For the next race, at Suzuka, Rosberg qualified on Pole ahead of Hamilton, who crashed in FP3 but managed to take part of qualifying. In a wet race, Hamilton overtook Rosberg with a nice move into Turn 1 and won the race, which was cut short after Bianchi’s tragic crash into a crane recovering Adrian Sutil’s Sauber, which had crashed at the same site moments before. Bianchi would tragically die in July 2015 after sustaining head injuries.
Hamilton dominated the next race, the inaugural GP at Russia, securing Mercedes’ Constructors’ Championship, and won for the second time in three years at Austin. His five-race winning streak put him ahead of Rosberg by 24 points with two races left and also put him as the British driver with most wins in history, surpassing Nigel Mansell.
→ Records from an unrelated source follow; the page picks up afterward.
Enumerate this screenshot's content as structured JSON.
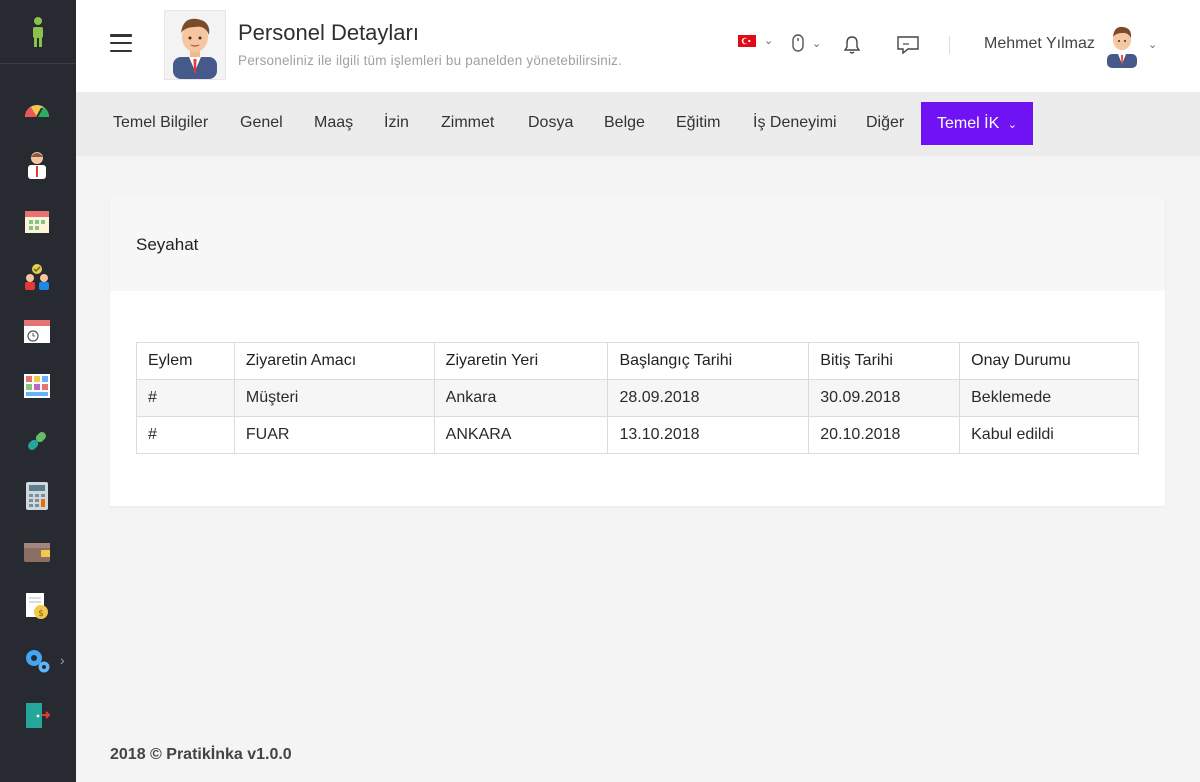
{
  "header": {
    "title": "Personel Detayları",
    "subtitle": "Personeliniz ile ilgili tüm işlemleri bu panelden yönetebilirsiniz.",
    "user_name": "Mehmet Yılmaz"
  },
  "sidebar": {
    "icons": [
      "person-logo-icon",
      "dashboard-gauge-icon",
      "employee-icon",
      "calendar-icon",
      "team-icon",
      "calendar-clock-icon",
      "tiles-icon",
      "pill-icon",
      "calculator-icon",
      "wallet-icon",
      "document-coin-icon",
      "settings-gears-icon",
      "exit-door-icon"
    ]
  },
  "tabs": [
    {
      "label": "Temel Bilgiler"
    },
    {
      "label": "Genel"
    },
    {
      "label": "Maaş"
    },
    {
      "label": "İzin"
    },
    {
      "label": "Zimmet"
    },
    {
      "label": "Dosya"
    },
    {
      "label": "Belge"
    },
    {
      "label": "Eğitim"
    },
    {
      "label": "İş Deneyimi"
    },
    {
      "label": "Diğer"
    },
    {
      "label": "Temel İK"
    }
  ],
  "card": {
    "title": "Seyahat",
    "columns": [
      "Eylem",
      "Ziyaretin Amacı",
      "Ziyaretin Yeri",
      "Başlangıç Tarihi",
      "Bitiş Tarihi",
      "Onay Durumu"
    ],
    "rows": [
      [
        "#",
        "Müşteri",
        "Ankara",
        "28.09.2018",
        "30.09.2018",
        "Beklemede"
      ],
      [
        "#",
        "FUAR",
        "ANKARA",
        "13.10.2018",
        "20.10.2018",
        "Kabul edildi"
      ]
    ]
  },
  "footer": {
    "text": "2018 © Pratikİnka v1.0.0"
  },
  "colors": {
    "accent": "#6f13f4",
    "sidebar": "#272a31"
  }
}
By this point of the year, it was know that Vettel would be leaving Red Bull to join Ferrari in place of Alonso for 2015. Also, McLaren had announced that they would be running Honda engines from 2015, dropping the then all-conquering Mercedes’ Power Units and Marussia and Caterham were collapsing due to financial trouble.
Hamilton seals the deal
Rosberg qualified in front at Brazil and won the race ahead of Hamilton, despite the Englishman pressuring him until the final lap, as Massa finished third in his home country.
Hamilton’s lead was reduced to 17 points, but double-points for the finale at Abu Dhabi meant the title fight was wide open, despite Hamilton having the upper hand on pace throughout the year.
For the finale, Rosberg qualified on Pole, but lost that luxury at the start after Hamilton got off the line faster.
Hamilton dictated the pace in front, before Rosberg suffered mechanical issues in his PU (ERS failure).
Hamilton won the race and achieved his second Formula 1 World Drivers’ Championship, after his 2008 triumph with McLaren. It was Mercedes’ first WDC title since Fangio’s in 1955.
At this point, Hamilton had 33 victories, 38 Pole Positions and 70 podiums in 148 World Championship races, which already were tremendous numbers for a 29 -year-old driver with just eight seasons in the sport.
The start of a story of domination and legendary results.
2014 F1 results distribution of points: P1=25, P2=18, P3=15, P4=12, P5=10, P6=8, P7=6, P8=4, P9=2 & P10=1 point
* = this driver drove the fastest lap of the race.
DNQ = Did Not Qualify, DNS = Did Not Start, Ret = Retired, DSQ = Disqualified, NC = Not Classified